How to complete this task ->
Would you copy each line of the records that includes the word "data"?

(Stored entries)

⟨

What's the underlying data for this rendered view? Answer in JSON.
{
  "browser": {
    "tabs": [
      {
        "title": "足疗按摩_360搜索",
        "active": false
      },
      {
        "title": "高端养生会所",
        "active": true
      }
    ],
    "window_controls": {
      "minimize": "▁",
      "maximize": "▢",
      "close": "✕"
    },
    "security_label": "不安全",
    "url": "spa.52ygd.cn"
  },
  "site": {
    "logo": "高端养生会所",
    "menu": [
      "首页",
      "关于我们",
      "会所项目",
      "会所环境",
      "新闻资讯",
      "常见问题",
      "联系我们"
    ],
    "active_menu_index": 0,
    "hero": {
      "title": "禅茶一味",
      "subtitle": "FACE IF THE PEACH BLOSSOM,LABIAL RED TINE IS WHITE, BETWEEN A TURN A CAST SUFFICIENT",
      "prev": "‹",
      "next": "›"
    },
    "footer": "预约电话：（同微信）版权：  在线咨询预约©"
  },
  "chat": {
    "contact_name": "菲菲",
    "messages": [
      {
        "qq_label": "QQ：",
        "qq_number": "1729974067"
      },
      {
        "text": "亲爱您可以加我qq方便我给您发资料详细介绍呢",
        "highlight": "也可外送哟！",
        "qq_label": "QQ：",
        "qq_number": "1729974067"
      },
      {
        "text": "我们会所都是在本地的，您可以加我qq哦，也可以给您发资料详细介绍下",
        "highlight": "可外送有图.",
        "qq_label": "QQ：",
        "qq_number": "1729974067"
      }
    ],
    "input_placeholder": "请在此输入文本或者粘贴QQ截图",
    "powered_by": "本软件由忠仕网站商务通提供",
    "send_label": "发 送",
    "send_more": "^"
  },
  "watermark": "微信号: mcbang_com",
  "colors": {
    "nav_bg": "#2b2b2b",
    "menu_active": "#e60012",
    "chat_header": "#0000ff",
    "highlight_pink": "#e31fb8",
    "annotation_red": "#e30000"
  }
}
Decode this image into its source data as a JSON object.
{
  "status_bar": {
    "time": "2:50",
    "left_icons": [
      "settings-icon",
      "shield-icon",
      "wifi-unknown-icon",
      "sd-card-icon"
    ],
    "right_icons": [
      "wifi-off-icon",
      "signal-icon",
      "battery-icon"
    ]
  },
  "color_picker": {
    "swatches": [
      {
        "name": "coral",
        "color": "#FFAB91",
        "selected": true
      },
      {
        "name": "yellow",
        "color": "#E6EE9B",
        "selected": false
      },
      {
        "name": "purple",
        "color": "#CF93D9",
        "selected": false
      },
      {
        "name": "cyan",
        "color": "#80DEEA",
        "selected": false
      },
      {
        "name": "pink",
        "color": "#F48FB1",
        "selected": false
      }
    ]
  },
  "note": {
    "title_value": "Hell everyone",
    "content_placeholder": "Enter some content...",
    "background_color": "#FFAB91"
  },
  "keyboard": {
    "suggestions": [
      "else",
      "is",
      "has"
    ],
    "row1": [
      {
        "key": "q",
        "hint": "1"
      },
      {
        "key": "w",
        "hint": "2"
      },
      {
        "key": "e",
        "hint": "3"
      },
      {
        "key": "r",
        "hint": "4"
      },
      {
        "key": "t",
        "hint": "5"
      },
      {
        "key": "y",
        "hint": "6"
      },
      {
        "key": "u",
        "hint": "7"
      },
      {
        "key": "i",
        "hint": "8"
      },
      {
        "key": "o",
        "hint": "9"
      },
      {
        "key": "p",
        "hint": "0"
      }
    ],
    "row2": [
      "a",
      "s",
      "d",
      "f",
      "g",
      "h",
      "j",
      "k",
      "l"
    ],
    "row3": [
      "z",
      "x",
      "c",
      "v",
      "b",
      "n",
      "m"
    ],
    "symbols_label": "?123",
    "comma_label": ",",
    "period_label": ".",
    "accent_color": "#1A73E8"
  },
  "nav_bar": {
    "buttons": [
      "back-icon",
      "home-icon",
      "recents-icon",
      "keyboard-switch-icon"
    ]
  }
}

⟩

Answer for this exercise ->
What's the underlying data for this rendered view? Answer in JSON.
Decode this image into its source data as a JSON object.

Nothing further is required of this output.